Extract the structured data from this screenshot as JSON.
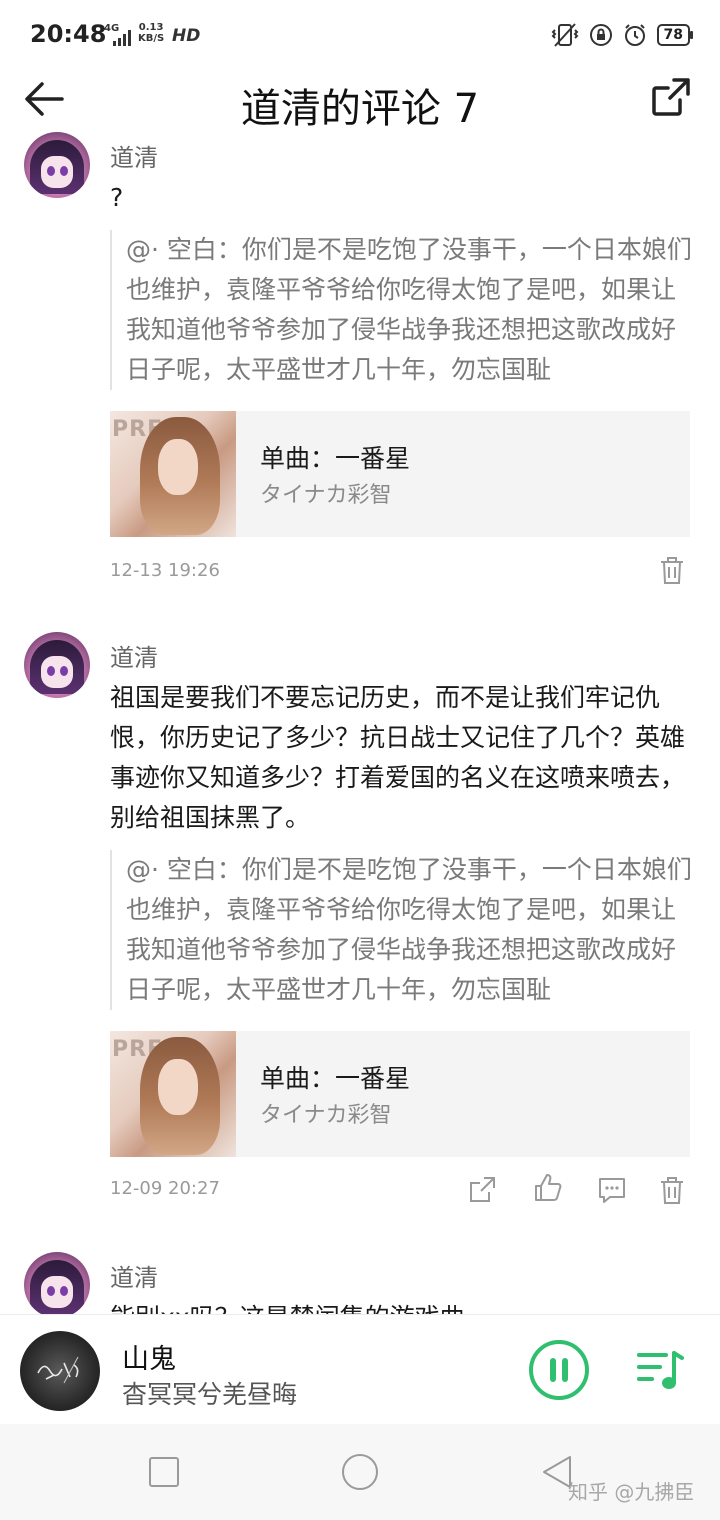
{
  "status_bar": {
    "time": "20:48",
    "network": "4G",
    "speed_value": "0.13",
    "speed_unit": "KB/S",
    "hd": "HD",
    "battery": "78"
  },
  "header": {
    "title": "道清的评论 7"
  },
  "comments": [
    {
      "username": "道清",
      "text": "?",
      "quote": "@· 空白：你们是不是吃饱了没事干，一个日本娘们也维护，袁隆平爷爷给你吃得太饱了是吧，如果让我知道他爷爷参加了侵华战争我还想把这歌改成好日子呢，太平盛世才几十年，勿忘国耻",
      "song_title": "单曲：一番星",
      "song_artist": "タイナカ彩智",
      "cover_text": "PRESS",
      "timestamp": "12-13 19:26"
    },
    {
      "username": "道清",
      "text": "祖国是要我们不要忘记历史，而不是让我们牢记仇恨，你历史记了多少？抗日战士又记住了几个？英雄事迹你又知道多少？打着爱国的名义在这喷来喷去，别给祖国抹黑了。",
      "quote": "@· 空白：你们是不是吃饱了没事干，一个日本娘们也维护，袁隆平爷爷给你吃得太饱了是吧，如果让我知道他爷爷参加了侵华战争我还想把这歌改成好日子呢，太平盛世才几十年，勿忘国耻",
      "song_title": "单曲：一番星",
      "song_artist": "タイナカ彩智",
      "cover_text": "PRESS",
      "timestamp": "12-09 20:27"
    },
    {
      "username": "道清",
      "text": "能别xx吗？这是楚闰集的游戏曲"
    }
  ],
  "player": {
    "song": "山鬼",
    "lyric": "杳冥冥兮羌昼晦"
  },
  "watermark": "知乎 @九拂臣",
  "colors": {
    "accent_green": "#2fbf6f",
    "text_gray": "#7a7a7a"
  }
}
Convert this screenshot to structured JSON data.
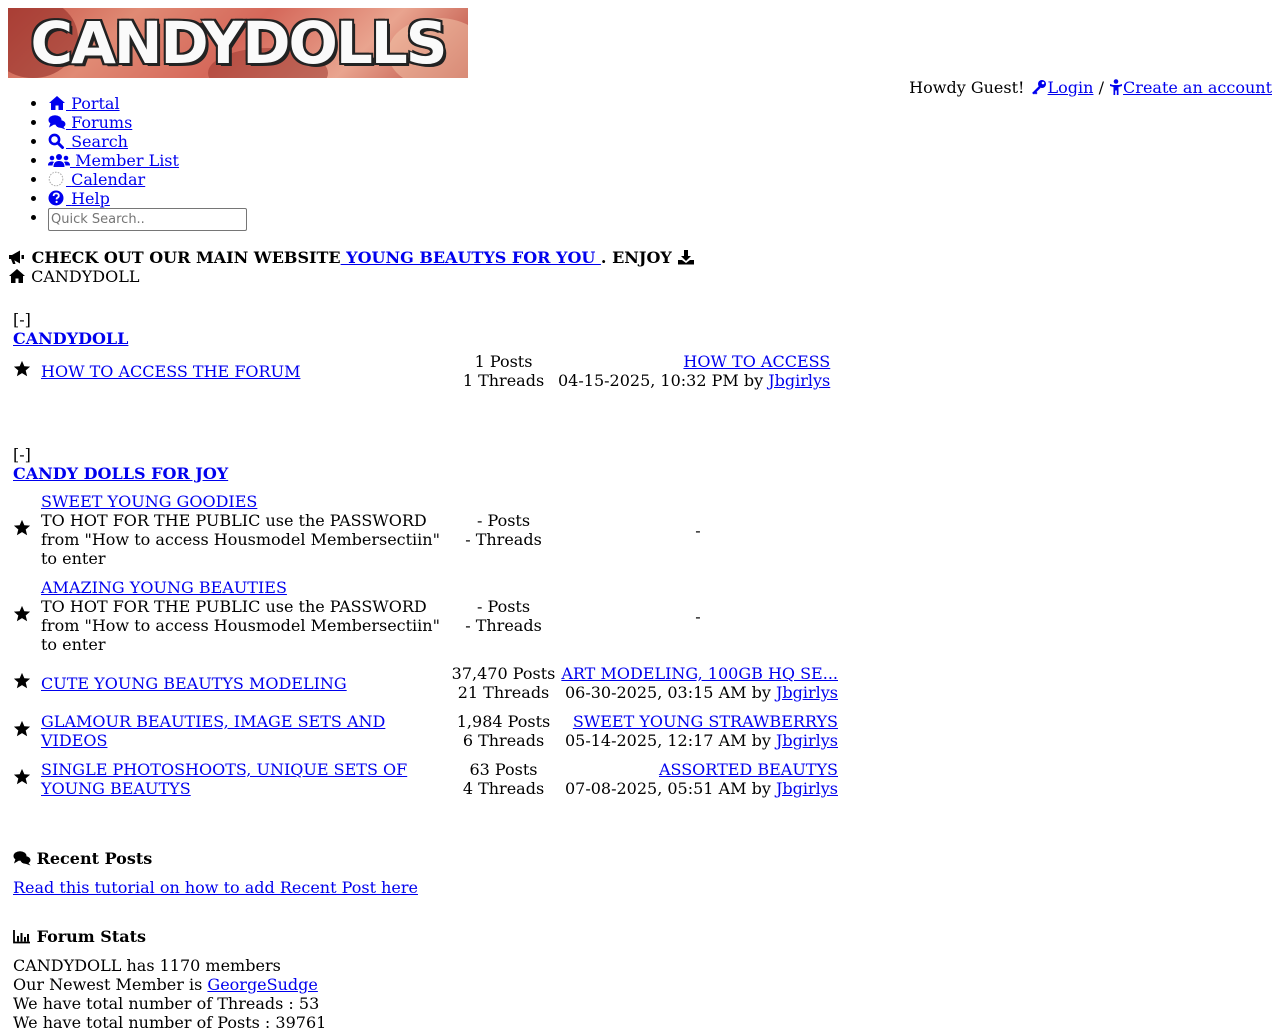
{
  "logo": {
    "text": "CANDYDOLLS"
  },
  "header": {
    "greeting": "Howdy Guest!",
    "login": "Login",
    "separator": "/",
    "register": "Create an account"
  },
  "nav": {
    "items": [
      {
        "label": "Portal",
        "icon": "home-icon"
      },
      {
        "label": "Forums",
        "icon": "comments-icon"
      },
      {
        "label": "Search",
        "icon": "search-icon"
      },
      {
        "label": "Member List",
        "icon": "users-icon"
      },
      {
        "label": "Calendar",
        "icon": "calendar-icon"
      },
      {
        "label": "Help",
        "icon": "question-icon"
      }
    ],
    "search_placeholder": "Quick Search.."
  },
  "announcement": {
    "prefix": "CHECK OUT  OUR MAIN WEBSITE",
    "link": " YOUNG BEAUTYS FOR YOU ",
    "suffix": ". ENJOY"
  },
  "breadcrumb": "CANDYDOLL",
  "categories": [
    {
      "toggle": "[-]",
      "title": "CANDYDOLL",
      "forums": [
        {
          "title": "HOW TO ACCESS THE FORUM",
          "desc": "",
          "posts": "1 Posts",
          "threads": "1 Threads",
          "last_title": "HOW TO ACCESS",
          "last_date": "04-15-2025, 10:32 PM by",
          "last_user": "Jbgirlys"
        }
      ]
    },
    {
      "toggle": "[-]",
      "title": "CANDY DOLLS FOR JOY",
      "forums": [
        {
          "title": "SWEET YOUNG GOODIES",
          "desc": "TO HOT FOR THE PUBLIC use the PASSWORD from \"How to access Housmodel Membersectiin\" to enter",
          "posts": "- Posts",
          "threads": "- Threads",
          "last_dash": "-"
        },
        {
          "title": "AMAZING YOUNG BEAUTIES",
          "desc": "TO HOT FOR THE PUBLIC use the PASSWORD from \"How to access Housmodel Membersectiin\" to enter",
          "posts": "- Posts",
          "threads": "- Threads",
          "last_dash": "-"
        },
        {
          "title": "CUTE YOUNG BEAUTYS MODELING",
          "desc": "",
          "posts": "37,470 Posts",
          "threads": "21 Threads",
          "last_title": "ART MODELING, 100GB HQ SE...",
          "last_date": "06-30-2025, 03:15 AM by",
          "last_user": "Jbgirlys"
        },
        {
          "title": "GLAMOUR BEAUTIES, IMAGE SETS AND VIDEOS",
          "desc": "",
          "posts": "1,984 Posts",
          "threads": "6 Threads",
          "last_title": "SWEET YOUNG STRAWBERRYS",
          "last_date": "05-14-2025, 12:17 AM by",
          "last_user": "Jbgirlys"
        },
        {
          "title": "SINGLE PHOTOSHOOTS, UNIQUE SETS OF YOUNG BEAUTYS",
          "desc": "",
          "posts": "63 Posts",
          "threads": "4 Threads",
          "last_title": "ASSORTED BEAUTYS",
          "last_date": "07-08-2025, 05:51 AM by",
          "last_user": "Jbgirlys"
        }
      ]
    }
  ],
  "recent_posts": {
    "heading": "Recent Posts",
    "link": "Read this tutorial on how to add Recent Post here"
  },
  "stats": {
    "heading": "Forum Stats",
    "members_line": "CANDYDOLL has 1170 members",
    "newest_prefix": "Our Newest Member is ",
    "newest_user": "GeorgeSudge",
    "threads_line": "We have total number of Threads : 53",
    "posts_line": "We have total number of Posts : 39761"
  }
}
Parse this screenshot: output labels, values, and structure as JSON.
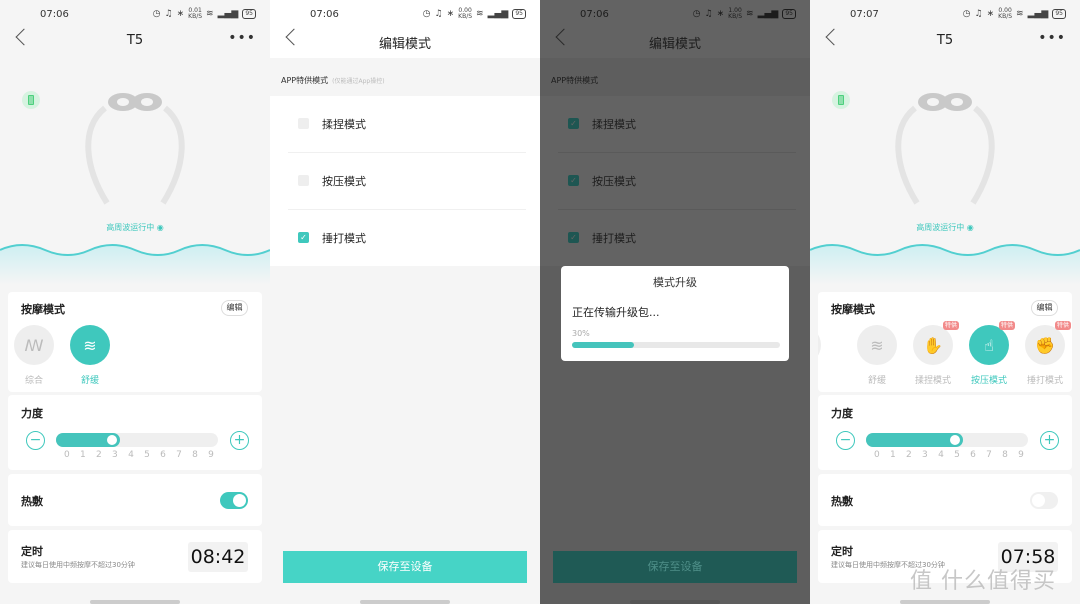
{
  "colors": {
    "accent": "#3fc8bd",
    "button": "#46d4c6",
    "badge": "#f28a8a",
    "battery": "#4cd07d"
  },
  "screens": [
    {
      "status": {
        "time": "07:06",
        "speed": "0.01",
        "speed_unit": "KB/S",
        "battery": "95"
      },
      "nav": {
        "title": "T5",
        "more": "•••"
      },
      "device_status": "高周波运行中",
      "massage": {
        "title": "按摩模式",
        "edit": "编辑",
        "modes": [
          {
            "label": "综合",
            "icon": "hands-icon",
            "selected": false
          },
          {
            "label": "舒缓",
            "icon": "waves-icon",
            "selected": true
          }
        ]
      },
      "intensity": {
        "title": "力度",
        "value": 3,
        "ticks": [
          "0",
          "1",
          "2",
          "3",
          "4",
          "5",
          "6",
          "7",
          "8",
          "9"
        ]
      },
      "heat": {
        "title": "热敷",
        "on": true
      },
      "timer": {
        "title": "定时",
        "hint": "建议每日使用中频按摩不超过30分钟",
        "remaining": "08:42"
      }
    },
    {
      "status": {
        "time": "07:06",
        "speed": "0.00",
        "speed_unit": "KB/S",
        "battery": "95"
      },
      "nav": {
        "title": "编辑模式"
      },
      "section": {
        "title": "APP特供模式",
        "note": "(仅能通过App操控)"
      },
      "modes": [
        {
          "label": "揉捏模式",
          "checked": false
        },
        {
          "label": "按压模式",
          "checked": false
        },
        {
          "label": "捶打模式",
          "checked": true
        }
      ],
      "save": "保存至设备"
    },
    {
      "status": {
        "time": "07:06",
        "speed": "1.00",
        "speed_unit": "KB/S",
        "battery": "95"
      },
      "nav": {
        "title": "编辑模式"
      },
      "section": {
        "title": "APP特供模式"
      },
      "modes": [
        {
          "label": "揉捏模式",
          "checked": true
        },
        {
          "label": "按压模式",
          "checked": true
        },
        {
          "label": "捶打模式",
          "checked": true
        }
      ],
      "save": "保存至设备",
      "dialog": {
        "title": "模式升级",
        "message": "正在传输升级包...",
        "progress_label": "30%",
        "progress": 30
      }
    },
    {
      "status": {
        "time": "07:07",
        "speed": "0.00",
        "speed_unit": "KB/S",
        "battery": "95"
      },
      "nav": {
        "title": "T5",
        "more": "•••"
      },
      "device_status": "高周波运行中",
      "massage": {
        "title": "按摩模式",
        "edit": "编辑",
        "modes": [
          {
            "label": "舒缓",
            "icon": "waves-icon",
            "selected": false
          },
          {
            "label": "揉捏模式",
            "icon": "kneading-hand-icon",
            "badge": "特供",
            "selected": false
          },
          {
            "label": "按压模式",
            "icon": "pointing-hand-icon",
            "badge": "特供",
            "selected": true
          },
          {
            "label": "捶打模式",
            "icon": "fist-icon",
            "badge": "特供",
            "selected": false
          }
        ]
      },
      "intensity": {
        "title": "力度",
        "value": 5,
        "ticks": [
          "0",
          "1",
          "2",
          "3",
          "4",
          "5",
          "6",
          "7",
          "8",
          "9"
        ]
      },
      "heat": {
        "title": "热敷",
        "on": false
      },
      "timer": {
        "title": "定时",
        "hint": "建议每日使用中频按摩不超过30分钟",
        "remaining": "07:58"
      }
    }
  ],
  "watermark": "值 什么值得买"
}
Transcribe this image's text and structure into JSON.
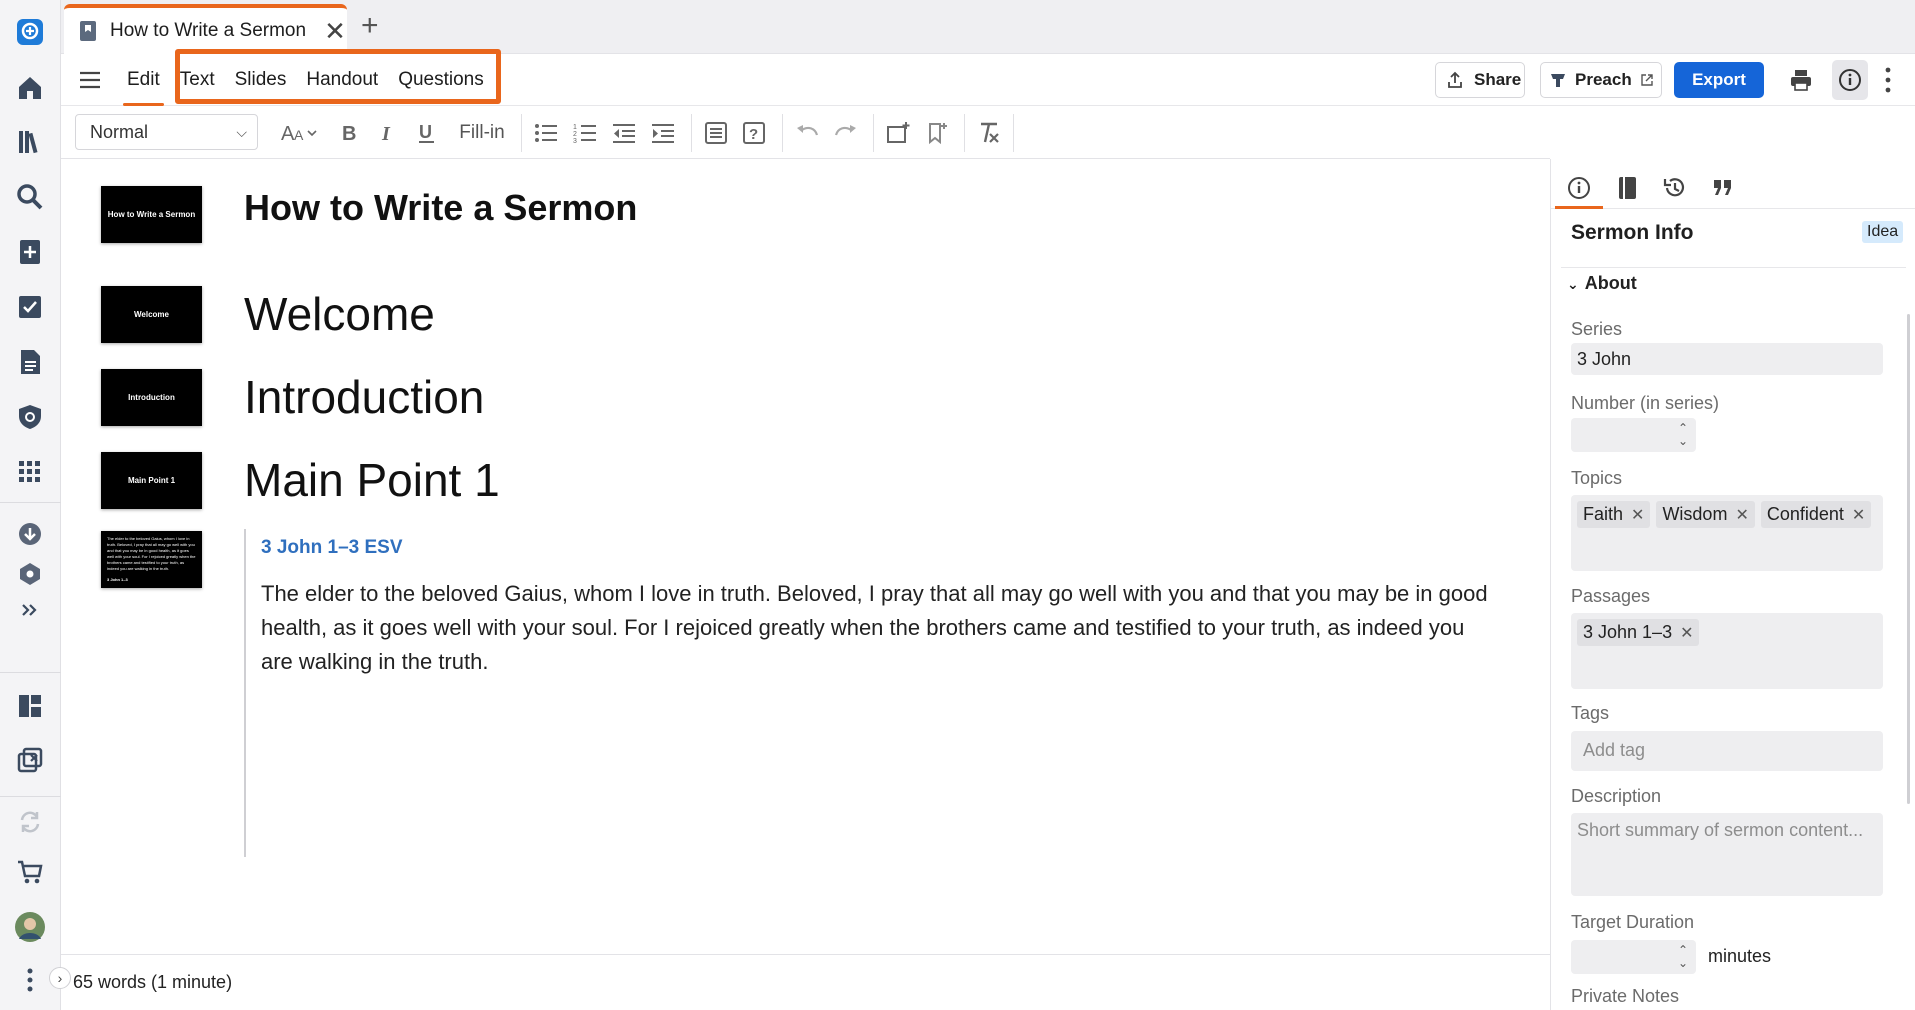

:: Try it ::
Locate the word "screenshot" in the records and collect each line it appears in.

:: Solution to this problem ::
Extract the structured data from this screenshot as JSON.
Convert this screenshot to structured JSON data.
Parse this screenshot: output labels, values, and structure as JSON.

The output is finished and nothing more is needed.